All online back issues of the IJNA are available through the NAS member’s area of the Membership Portal.

Some hard copy back issues are also available for purchase  - just contact the NAS office by phone +44(0)2392 818419 or by email on [email protected] with the volume you are trying to obtain.

Ethical Statement

IJNA welcomes submissions from all persons engaged in archaeology with a maritime/nautical relevance anywhere in the world. However, as publication in a refereed journal gives long-term academic respectability to any material published, the Editor asks for clear information to be provided about how surveys and excavations were financed, and the location, conservation and long-term curation of all finds, and of the paper and digital archive. 

The Editor expects authors to have worked within the principles laid down in the Annex to the 2001 UNESCO Convention on the Protection of the Underwater Cultural Heritage. These include Rule 1. ‘The protection of underwater cultural heritage through in situ preservation shall be considered as the first option’; Rule 2. ‘The commercial exploitation of underwater cultural heritage for trade or speculation or its irretrievable dispersal is fundamentally incompatible with the protection and proper management of underwater cultural heritage.
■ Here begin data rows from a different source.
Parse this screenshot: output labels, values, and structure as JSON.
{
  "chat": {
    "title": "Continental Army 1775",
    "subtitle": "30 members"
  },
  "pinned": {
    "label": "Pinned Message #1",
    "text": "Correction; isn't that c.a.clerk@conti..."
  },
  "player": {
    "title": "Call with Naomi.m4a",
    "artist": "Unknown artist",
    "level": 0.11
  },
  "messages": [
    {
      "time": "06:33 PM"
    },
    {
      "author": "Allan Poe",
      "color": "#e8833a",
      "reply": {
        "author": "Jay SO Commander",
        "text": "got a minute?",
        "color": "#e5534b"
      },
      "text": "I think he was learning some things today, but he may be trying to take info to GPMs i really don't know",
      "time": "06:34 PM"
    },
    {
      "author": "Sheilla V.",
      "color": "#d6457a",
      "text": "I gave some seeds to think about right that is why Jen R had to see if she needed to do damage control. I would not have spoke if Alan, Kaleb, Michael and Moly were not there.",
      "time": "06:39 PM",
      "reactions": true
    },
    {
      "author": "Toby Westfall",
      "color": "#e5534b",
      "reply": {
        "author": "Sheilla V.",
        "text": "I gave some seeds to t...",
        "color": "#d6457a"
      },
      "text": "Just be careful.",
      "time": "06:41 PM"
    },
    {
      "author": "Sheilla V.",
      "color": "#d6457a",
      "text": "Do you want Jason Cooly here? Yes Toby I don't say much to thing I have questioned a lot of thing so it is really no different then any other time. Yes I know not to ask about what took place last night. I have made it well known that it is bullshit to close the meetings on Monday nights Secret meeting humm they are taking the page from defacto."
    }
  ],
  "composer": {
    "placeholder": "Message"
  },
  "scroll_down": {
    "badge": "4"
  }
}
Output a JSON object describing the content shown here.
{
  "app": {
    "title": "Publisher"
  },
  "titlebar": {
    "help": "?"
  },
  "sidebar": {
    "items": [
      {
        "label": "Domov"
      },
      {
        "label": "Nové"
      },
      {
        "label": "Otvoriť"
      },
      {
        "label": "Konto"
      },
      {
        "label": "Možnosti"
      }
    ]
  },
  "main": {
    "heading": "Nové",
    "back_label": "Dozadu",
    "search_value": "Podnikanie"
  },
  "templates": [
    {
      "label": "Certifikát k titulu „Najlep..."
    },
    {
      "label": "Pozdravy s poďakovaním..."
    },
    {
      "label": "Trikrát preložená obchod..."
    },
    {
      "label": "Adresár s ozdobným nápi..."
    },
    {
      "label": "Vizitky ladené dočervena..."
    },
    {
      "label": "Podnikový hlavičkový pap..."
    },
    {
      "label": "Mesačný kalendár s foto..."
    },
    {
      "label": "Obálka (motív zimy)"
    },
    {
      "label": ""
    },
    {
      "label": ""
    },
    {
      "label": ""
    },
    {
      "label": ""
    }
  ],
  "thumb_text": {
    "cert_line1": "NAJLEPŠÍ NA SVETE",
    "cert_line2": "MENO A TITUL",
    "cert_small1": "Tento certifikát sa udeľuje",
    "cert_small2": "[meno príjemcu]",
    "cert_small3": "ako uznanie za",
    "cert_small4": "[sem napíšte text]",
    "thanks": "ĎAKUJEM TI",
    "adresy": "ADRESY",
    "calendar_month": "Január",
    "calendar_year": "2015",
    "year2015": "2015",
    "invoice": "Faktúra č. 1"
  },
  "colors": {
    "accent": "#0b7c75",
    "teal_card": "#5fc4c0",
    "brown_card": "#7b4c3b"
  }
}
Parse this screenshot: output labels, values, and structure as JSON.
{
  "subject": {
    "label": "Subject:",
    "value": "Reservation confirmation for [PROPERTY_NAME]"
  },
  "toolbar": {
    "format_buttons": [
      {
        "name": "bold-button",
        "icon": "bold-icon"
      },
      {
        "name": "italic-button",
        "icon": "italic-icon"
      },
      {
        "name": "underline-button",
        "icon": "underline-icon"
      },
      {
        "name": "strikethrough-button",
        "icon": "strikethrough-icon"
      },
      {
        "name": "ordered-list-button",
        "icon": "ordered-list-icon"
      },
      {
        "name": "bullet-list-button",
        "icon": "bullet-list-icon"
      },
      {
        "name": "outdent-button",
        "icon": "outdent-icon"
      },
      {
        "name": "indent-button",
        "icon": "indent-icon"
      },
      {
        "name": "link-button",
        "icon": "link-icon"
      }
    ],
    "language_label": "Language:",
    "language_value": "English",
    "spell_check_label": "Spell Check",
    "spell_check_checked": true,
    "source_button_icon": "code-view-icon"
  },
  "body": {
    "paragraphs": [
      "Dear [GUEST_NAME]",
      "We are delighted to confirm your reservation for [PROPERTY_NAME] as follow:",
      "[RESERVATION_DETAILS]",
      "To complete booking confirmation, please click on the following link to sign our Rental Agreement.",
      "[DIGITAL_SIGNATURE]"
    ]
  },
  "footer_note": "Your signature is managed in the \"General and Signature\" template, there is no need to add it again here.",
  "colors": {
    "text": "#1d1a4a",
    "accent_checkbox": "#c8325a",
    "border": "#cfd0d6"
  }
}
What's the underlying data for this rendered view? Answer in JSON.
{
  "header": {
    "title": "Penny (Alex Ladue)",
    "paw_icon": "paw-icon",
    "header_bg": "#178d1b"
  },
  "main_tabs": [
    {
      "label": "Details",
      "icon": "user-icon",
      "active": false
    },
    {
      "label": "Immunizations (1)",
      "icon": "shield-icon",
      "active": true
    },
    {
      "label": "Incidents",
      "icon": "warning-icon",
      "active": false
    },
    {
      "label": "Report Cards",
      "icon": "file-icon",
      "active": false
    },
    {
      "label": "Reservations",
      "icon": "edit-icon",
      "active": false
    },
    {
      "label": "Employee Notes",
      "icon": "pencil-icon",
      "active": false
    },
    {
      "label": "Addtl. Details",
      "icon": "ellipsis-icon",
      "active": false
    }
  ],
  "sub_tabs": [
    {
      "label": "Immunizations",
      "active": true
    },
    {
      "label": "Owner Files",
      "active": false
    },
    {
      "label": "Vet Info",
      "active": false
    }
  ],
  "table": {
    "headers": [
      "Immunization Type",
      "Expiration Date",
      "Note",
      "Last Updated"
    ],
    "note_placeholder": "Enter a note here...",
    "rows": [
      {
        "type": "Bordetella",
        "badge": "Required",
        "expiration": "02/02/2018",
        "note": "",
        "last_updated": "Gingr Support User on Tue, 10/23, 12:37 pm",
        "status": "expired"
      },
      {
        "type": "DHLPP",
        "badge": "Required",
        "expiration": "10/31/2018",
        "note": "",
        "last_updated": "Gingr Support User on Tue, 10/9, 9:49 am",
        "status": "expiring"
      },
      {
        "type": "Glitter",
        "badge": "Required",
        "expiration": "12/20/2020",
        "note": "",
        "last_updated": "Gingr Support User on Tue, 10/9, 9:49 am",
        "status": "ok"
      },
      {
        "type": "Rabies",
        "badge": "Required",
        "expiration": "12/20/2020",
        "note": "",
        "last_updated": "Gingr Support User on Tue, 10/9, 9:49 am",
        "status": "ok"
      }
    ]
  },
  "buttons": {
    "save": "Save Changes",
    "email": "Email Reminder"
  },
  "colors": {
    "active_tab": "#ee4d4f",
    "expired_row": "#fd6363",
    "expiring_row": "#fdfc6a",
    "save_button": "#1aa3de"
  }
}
Underwater cultural heritage shall not be traded, sold, bought or bartered as commercial goods.’ 

Authors must provide proof to the editor that they have permission to use any material for which they do not hold copyright (generally images). Research students must provide evidence of the approval of their supervisor(s). 

IJNA is a member of the Committee on Publication Ethics, and the Editor aims to work according to its Code of Conduct and Best Practice Guidelines for Journal Editors (http://www.publicationethics.org/).

Advice for Authors on writing for the IJNA can be found here